Tuesday, August 22, 2023

Team OASIS @ Junction Asia 2023

This past weekend, Team OASIS participated in the Junction Asia 2023 Hackathon, it was a great event, and we had a talented team, and it went something like this:

Day 1: What have we got?

Day 2: We got this!

Day 3: We got nothing.

So where did things go wrong? As an 'A' Team with a 'B' effort, we had our lunch eaten by less talented teams with better effort. We did not get our priorities straight, and that's just not good enough. Plenty of blame to go around and finger pointing, but as the CEO of the team, the bucket stops with me.


This competition was significant for me personally, as it marks my debut as an AI/ML Engineer, and I managed to complete and publish my first recommender system, and this will have an impact as Tenatch makes the transition to become an AI/ML startup.


But for Team OASIS, I wore the wrong hat, and we lost. We needed Steve Jobs, not Steve Wozniak.
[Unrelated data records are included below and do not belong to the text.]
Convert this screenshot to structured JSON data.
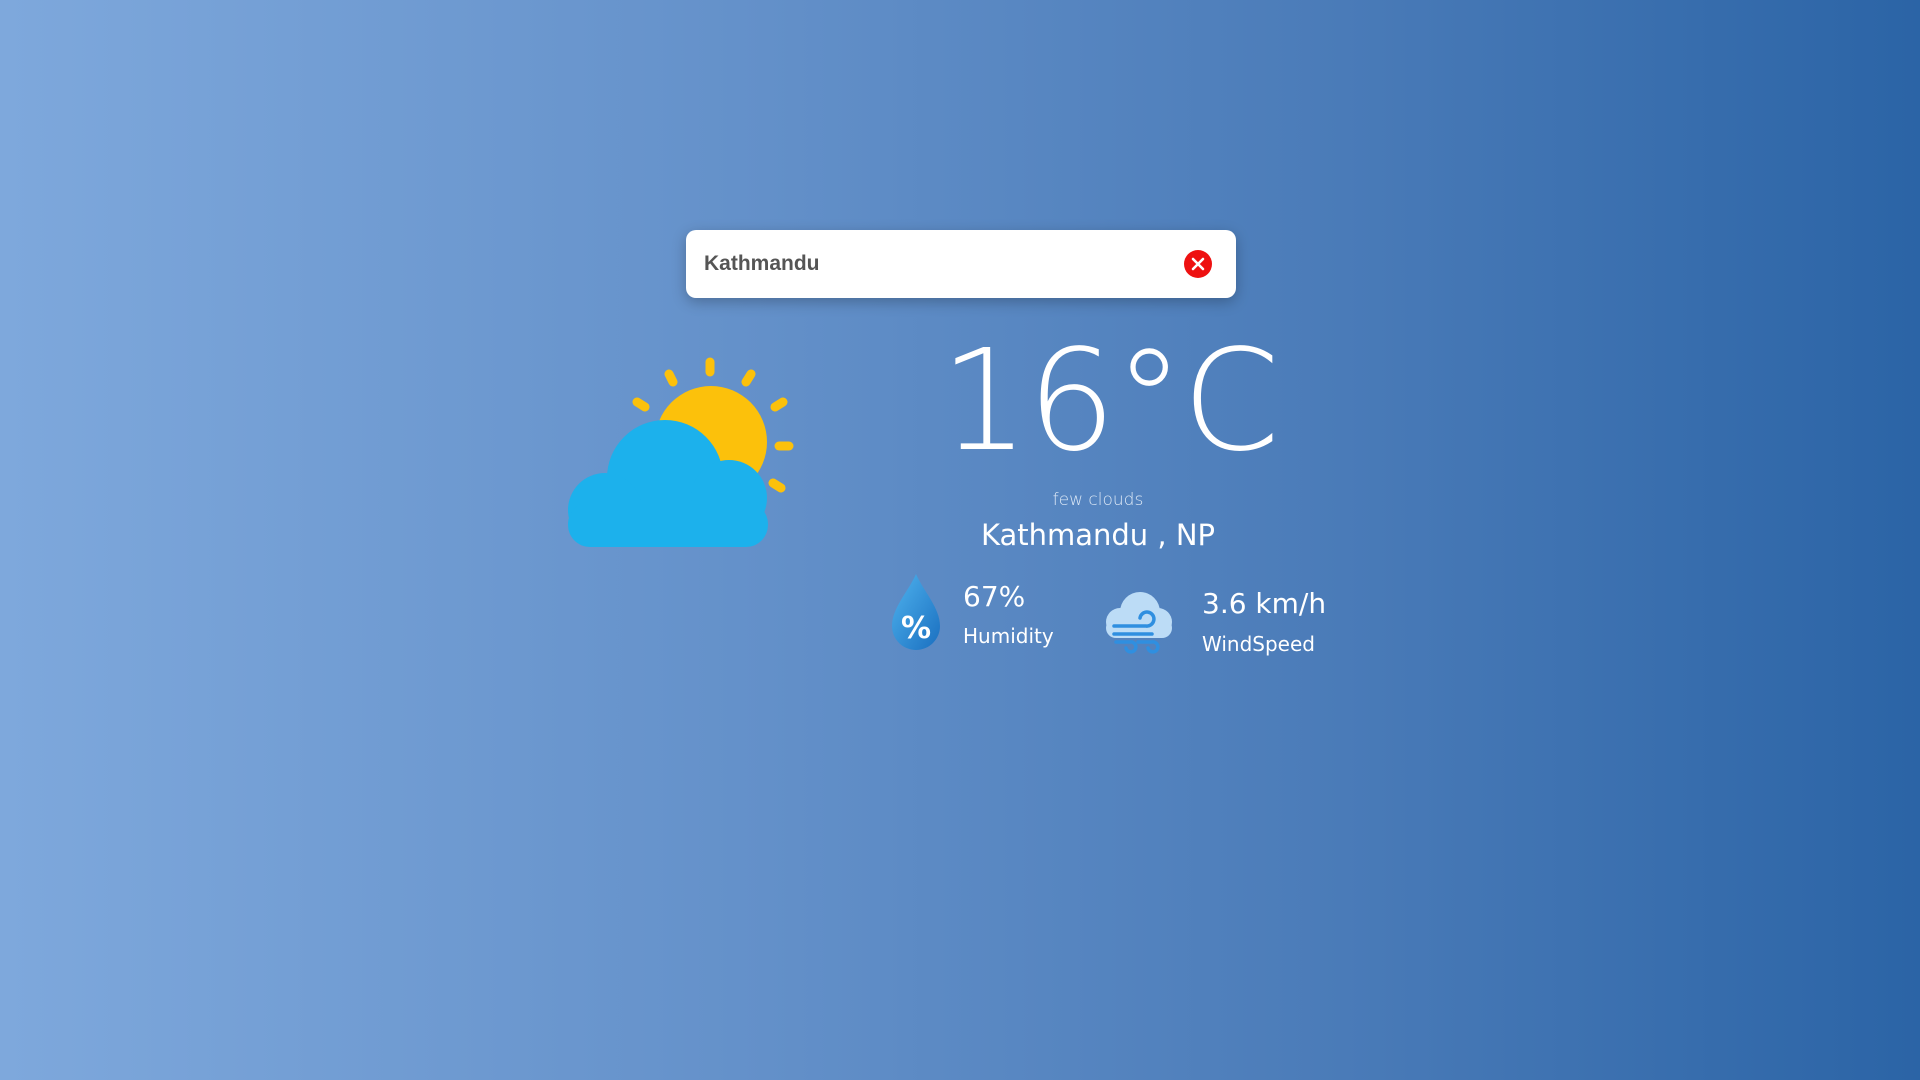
{
  "search": {
    "value": "Kathmandu",
    "clear_icon": "close-circle-icon"
  },
  "weather": {
    "icon": "partly-cloudy-icon",
    "temperature": "16°C",
    "description": "few clouds",
    "location": "Kathmandu , NP"
  },
  "details": {
    "humidity": {
      "icon": "humidity-drop-icon",
      "value": "67%",
      "label": "Humidity"
    },
    "wind": {
      "icon": "wind-cloud-icon",
      "value": "3.6 km/h",
      "label": "WindSpeed"
    }
  },
  "colors": {
    "gradient_start": "#7ea8dc",
    "gradient_end": "#2b64a6",
    "sun": "#fcc10b",
    "cloud": "#1cb1ec",
    "clear_button": "#ee1111"
  }
}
We talked about "working smart", and laughed at the Korean teams who stayed up all night throughout the hackathon, but our own questionable decision making, and inability to keep our own egos in check ultimately sunk the ship. The Koreans got the last laugh, and we reinforced the perception that Foreigners talk alot and but cannot deliver. And this stung me particularly hard, as it was a completely winnable competition, but we dropped the ball.

Sometimes, we can only learn by failing. And having gotten too used to winning, I slacked up, and had to learn the lessons the hard way. 


To be honest, I did not expect much from the event, but this competition turned out to be a microcosm of the Korean startup ecosystem, and I am grateful I could learn so much in a weekend. And the lessons learned will be invaluable for Tenatch, as we embark on our journey in the Land of the Morning Calm๐Ÿ‡ฐ๐Ÿ‡ท

As for Team OASIS...We'll be Back! We thank the organizers and teams we completed against, and the wonderful new friends we made along the way!

Looking forward Junction Asia 2024!!๐Ÿ‘พ๐Ÿš€

Friday, August 4, 2023

The truth about not finding a suitable partner

 This is an overview of the "Consciousness Survey on Countermeasures for a Declining Birthrate" conducted by the Japanese Government. When asked about the reasons why young unmarried individuals are not getting married, the following results were obtained:

According to the survey, the top reason for both men and women not getting married is "not finding a suitable partner." Based on this result, the city of Sanda in Hyogo Prefecture was planning to support young people in meeting each other and had invited ideas from the public (the recruitment period has now ended).

However, I don't think the reason for "not finding a suitable partner" is as straightforward as it sounds. In my opinion, Japan is currently facing a crisis of impoverishment, and it seems to be approaching a point of no return. Salaries have not increased, but prices have risen due to global circumstances. The yen has also depreciated. What was once known as the "Lost 20 Years" has now turned into the "Lost 30 Years" without any effective measures being taken. Furthermore, it appears that the Japanese government has no intention or ability to take a "realistic" way and is even suggesting further tax increases.

In such a situation, some young men and women at the age of marriage are burdened with student loan repayments and other financial challenges. What I have personally thought about and discussed with friends who have also reached the marriageable age is that, in such an uncertain future, people are hesitant to marry someone on the same level as themselves. Many men and women seem to think that they don't want to marry someone with a similar salary, education, skills, or their family's economic situation. They feel anxious about marrying someone unless that person earns more, has some special skills to cope with possible economic difficulties, or comes from a wealthy family. At least, they can't marry just for the sake of getting married. This is why the answer "not finding a suitable partner" is given in the survey.

However, as a truth, humans can only meet people within their social circles, and within those circles, there will be people of similar levels. No matter what kind of meeting opportunities are organized or how many people you meet on dating apps, in principle, you can only meet people of similar levels, and mutual understanding won't be possible. Haven't we been told this since 20 years ago, "If you want a good encounter, first improve yourself"? In other words, it's not an issue of meeting opportunities; it's a more fundamental problem. The government should have taken more proactive measures earlier. I don't think the plan in Sanda City, whatever it may be, will have a significant impact and lead to a fundamental solution.

On the other hand, I don't believe providing financial assistance to married couples would be of much help either. I have heard that in France if a couple has five children, they can receive enough subsidies to not work. If Japan could do something like that, it would be a different story, but in reality, marriage and child-rearing are economic activities that last for at least 30 to 40 years.

As for the future of Japan, I think the various solutions that could have been implemented 20 years ago are now too late. I don't believe the current politicians have any real intentions to do anything about it. I think Japan will continue to decline, and that's one of the reasons why I came to Canada. Although I love Japan as my hometown, I plan to return there because I wanted to gain various experiences in a society that is becoming increasingly stagnant.

I used to think it was truly a great country, and coming to Canada has made me feel even more strongly about how sad it is to see it end up like this. 

So, would you like to get married?